Each of these 1-3 typical target habitats will be sampled by pairs of permanent sites, one relatively natural and another anthropogenically disturbed. Establishing permanent plots will allow us to test the predictive ability of methods to estimate dark diversity, and will allow the network to be used for testing potential new ideas proposed by its members. The permanent plots have a nested structure, so that sampling will be done at two scales: a core plot (10 x 10 m), where more detailed measurements will be made, and a surrounding plot (50 x 50 m).
In addition to permanent plots, participants will sample up to 90 co-occurrence plots (10 x 10 m, sampled only once). They will be randomly selected from an area of 10 km radius around the center of the study area (defined as the midpoint of the permanent sites), and should include relatively undisturbed natural or semi-natural vegetation of any kind, with plots located in different habitats. These plots are needed to estimate the species co-occurrence matrix, which will be used to predict the probability of species being in the dark diversity of core plots.
Sampling within each plot is designed to make the process as fast as possible. Participants will record: basic environmental and topographical characteristics of the plot, the cover of all vascular plant species and a set of simply measurable functional traits. In permanent plots, participants will also follow a fast protocol to collect small topsoil samples that will be sent to Tartu, where we will analyze the soil chemical composition and biota from eDNA. Kits for soil sampling will be sent to all participants free of charge.
Main sampling will occur during 2019-2021 but additional sites can also be included later as well. We will start writing first papers in 2022.
DarkDivNet is currently open to add new participants from all over the world. Use our online tool to select and suggest new study areas. See the protocols and data-sheets about guidelines for participation, the detailed sampling methods, and the publication plan. We devise that DarkDivNet will result in several major publications.
The network is coordinated by the Steering Committee of researchers at the University of Tartu: Meelis Pärtel, Carlos P. Carmona, Martin Zobel, Mari Moora, Kersti Riibak, Riin Tamme.
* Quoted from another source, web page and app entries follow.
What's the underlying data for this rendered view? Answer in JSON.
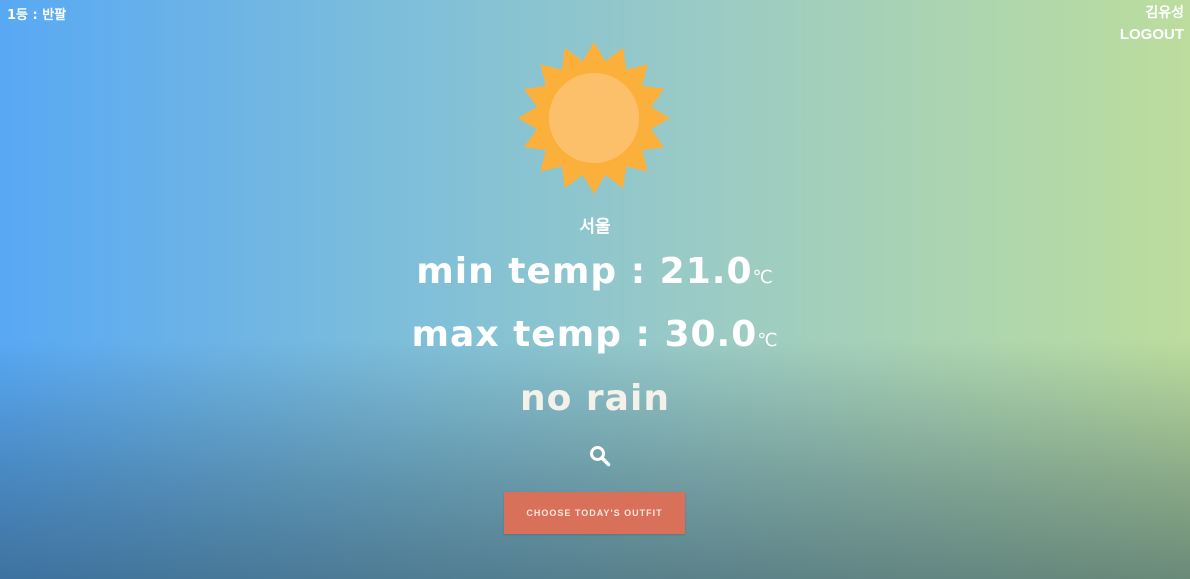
{
  "header": {
    "rank_label": "1등 : 반팔",
    "user_name": "김유성",
    "logout_label": "LOGOUT"
  },
  "weather": {
    "icon": "sun-icon",
    "city": "서울",
    "min_label": "min temp : 21.0",
    "max_label": "max temp : 30.0",
    "unit": "℃",
    "rain_label": "no rain"
  },
  "actions": {
    "search_icon": "search-icon",
    "outfit_button_label": "CHOOSE TODAY'S OUTFIT"
  },
  "colors": {
    "sun_outer": "#fbb03b",
    "sun_inner": "#fdc06a",
    "button": "#d9705a"
  }
}
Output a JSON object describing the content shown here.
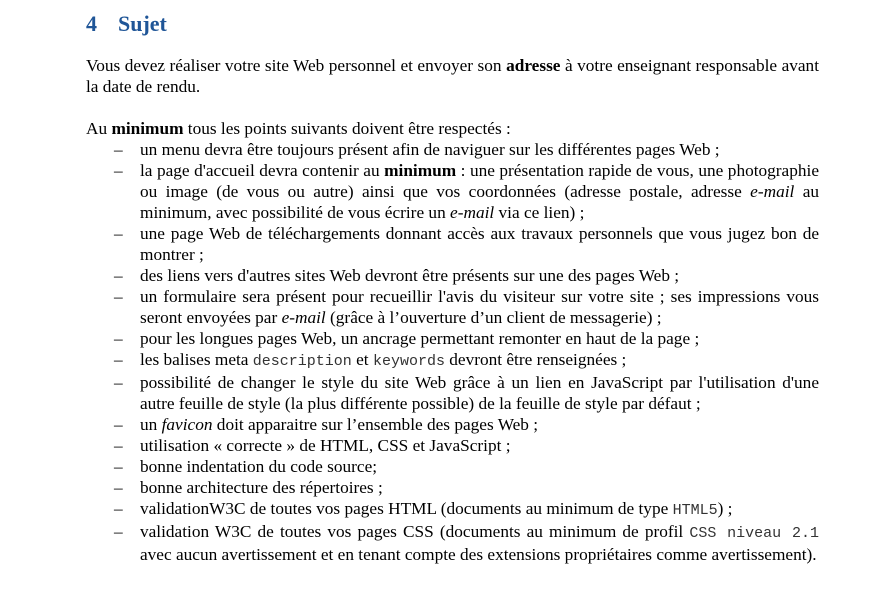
{
  "section": {
    "number": "4",
    "title": "Sujet"
  },
  "intro": {
    "part1": "Vous devez réaliser votre site Web personnel et envoyer son ",
    "bold": "adresse",
    "part2": " à votre enseignant responsable avant la date de rendu."
  },
  "lead": {
    "part1": "Au ",
    "bold": "minimum",
    "part2": " tous les points suivants doivent être respectés :"
  },
  "bullet_glyph": "–",
  "items": {
    "menu": "un menu devra être toujours présent afin de naviguer sur les différentes pages Web ;",
    "accueil": {
      "part1": "la page d'accueil devra contenir au ",
      "bold": "minimum",
      "part2": " : une présentation rapide de vous, une photographie ou image (de vous ou autre) ainsi que vos coordonnées (adresse postale, adresse ",
      "italic1": "e-mail",
      "part3": " au minimum, avec possibilité de vous écrire un ",
      "italic2": "e-mail",
      "part4": " via ce lien) ;"
    },
    "telechargements": "une page Web de téléchargements donnant accès aux travaux personnels que vous jugez bon de montrer ;",
    "liens": "des liens vers d'autres sites Web devront être présents sur une des pages Web ;",
    "formulaire": {
      "part1": "un formulaire sera présent pour recueillir l'avis du visiteur sur votre site ; ses impressions vous seront envoyées par ",
      "italic": "e-mail",
      "part2": " (grâce à l’ouverture d’un client de messagerie) ;"
    },
    "ancrage": "pour les longues pages Web, un ancrage permettant remonter en haut de la page ;",
    "meta": {
      "part1": "les balises meta ",
      "code1": "description",
      "part2": " et ",
      "code2": "keywords",
      "part3": " devront être renseignées ;"
    },
    "style": "possibilité de changer le style du site Web grâce à un lien en JavaScript par l'utilisation d'une autre feuille de style (la plus différente possible) de la feuille de style par défaut ;",
    "favicon": {
      "part1": "un ",
      "italic": "favicon",
      "part2": " doit apparaitre sur l’ensemble des pages Web ;"
    },
    "utilisation": "utilisation « correcte » de HTML, CSS et JavaScript ;",
    "indentation": "bonne indentation du code source;",
    "architecture": "bonne architecture des répertoires ;",
    "validation_html": {
      "part1": "validationW3C de toutes vos pages HTML (documents au minimum de type ",
      "code": "HTML5",
      "part2": ") ;"
    },
    "validation_css": {
      "part1": "validation W3C de toutes vos pages CSS (documents au minimum de profil ",
      "code": "CSS niveau 2.1",
      "part2": " avec aucun avertissement et en tenant compte des extensions propriétaires comme avertissement)."
    }
  }
}
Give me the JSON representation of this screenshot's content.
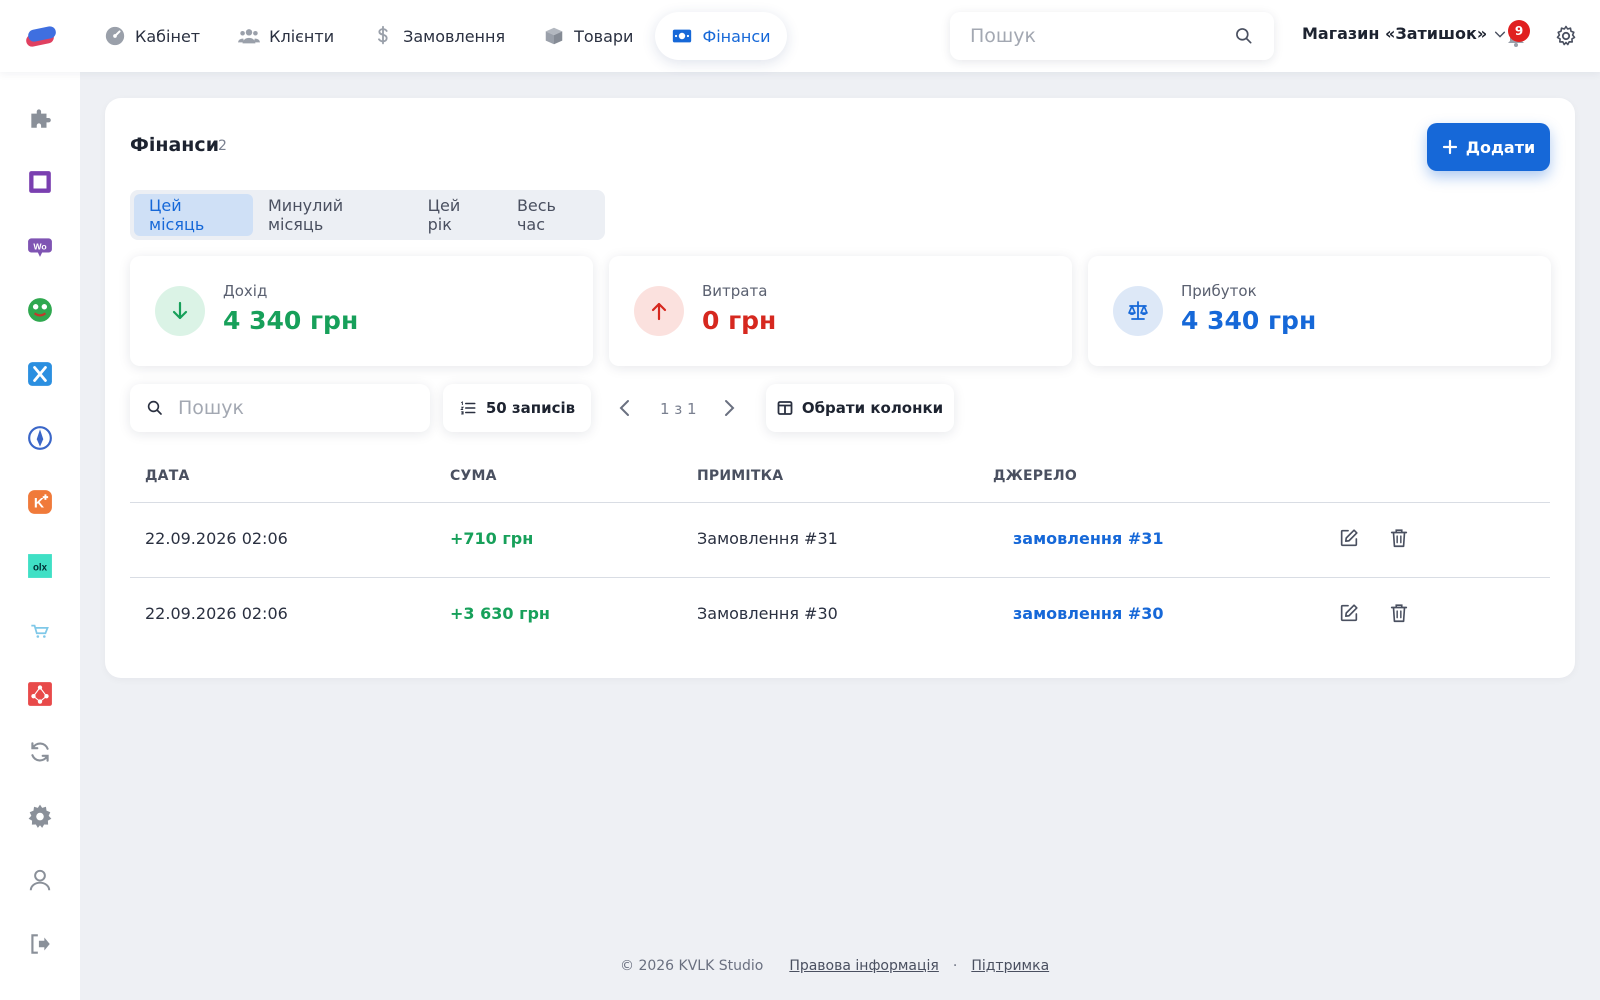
{
  "nav": {
    "items": [
      {
        "label": "Кабінет",
        "icon": "dashboard-icon"
      },
      {
        "label": "Клієнти",
        "icon": "users-icon"
      },
      {
        "label": "Замовлення",
        "icon": "dollar-icon"
      },
      {
        "label": "Товари",
        "icon": "box-icon"
      },
      {
        "label": "Фінанси",
        "icon": "money-icon",
        "active": true
      }
    ],
    "search_placeholder": "Пошук",
    "store_name": "Магазин «Затишок»",
    "notifications_count": "9"
  },
  "sidebar": {
    "items": [
      {
        "icon": "puzzle-icon"
      },
      {
        "icon": "square-app-icon"
      },
      {
        "icon": "woo-icon"
      },
      {
        "icon": "frog-app-icon"
      },
      {
        "icon": "x-app-icon"
      },
      {
        "icon": "compass-app-icon"
      },
      {
        "icon": "k-plus-app-icon"
      },
      {
        "icon": "olx-icon"
      },
      {
        "icon": "cart-app-icon"
      },
      {
        "icon": "nodes-app-icon"
      },
      {
        "icon": "sync-icon"
      },
      {
        "icon": "gear-icon"
      },
      {
        "icon": "user-icon"
      },
      {
        "icon": "logout-icon"
      }
    ]
  },
  "page": {
    "title": "Фінанси",
    "count": "2",
    "add_label": "Додати",
    "tabs": [
      "Цей місяць",
      "Минулий місяць",
      "Цей рік",
      "Весь час"
    ],
    "active_tab": "Цей місяць"
  },
  "stats": [
    {
      "label": "Дохід",
      "value": "4 340 грн",
      "color": "#17a05a",
      "icon": "arrow-down-icon"
    },
    {
      "label": "Витрата",
      "value": "0 грн",
      "color": "#d6281f",
      "icon": "arrow-up-icon"
    },
    {
      "label": "Прибуток",
      "value": "4 340 грн",
      "color": "#1668d8",
      "icon": "scales-icon"
    }
  ],
  "table": {
    "search_placeholder": "Пошук",
    "records_label": "50 записів",
    "pager": "1 з 1",
    "columns_label": "Обрати колонки",
    "headers": [
      "ДАТА",
      "СУМА",
      "ПРИМІТКА",
      "ДЖЕРЕЛО"
    ],
    "rows": [
      {
        "date": "22.09.2026 02:06",
        "sum": "+710 грн",
        "note": "Замовлення #31",
        "source": "замовлення #31"
      },
      {
        "date": "22.09.2026 02:06",
        "sum": "+3 630 грн",
        "note": "Замовлення #30",
        "source": "замовлення #30"
      }
    ]
  },
  "footer": {
    "copyright": "© 2026 KVLK Studio",
    "legal": "Правова інформація",
    "separator": "·",
    "support": "Підтримка"
  },
  "colors": {
    "accent": "#1668d8",
    "income": "#17a05a",
    "expense": "#d6281f"
  }
}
The network activities are advised by a panel of international experts: Jon Bennett (Canada), Milan Chytrý (Czechia), Ove Eriksson (Sweden), Francesco de Bello (Spain), Susan Harrison (United States), Rob Lewis (Norway), Angela Moles (Australia), Maarja Öpik (Estonia), Jodi Price (Australia)
Contact us at firstname.lastname@example.org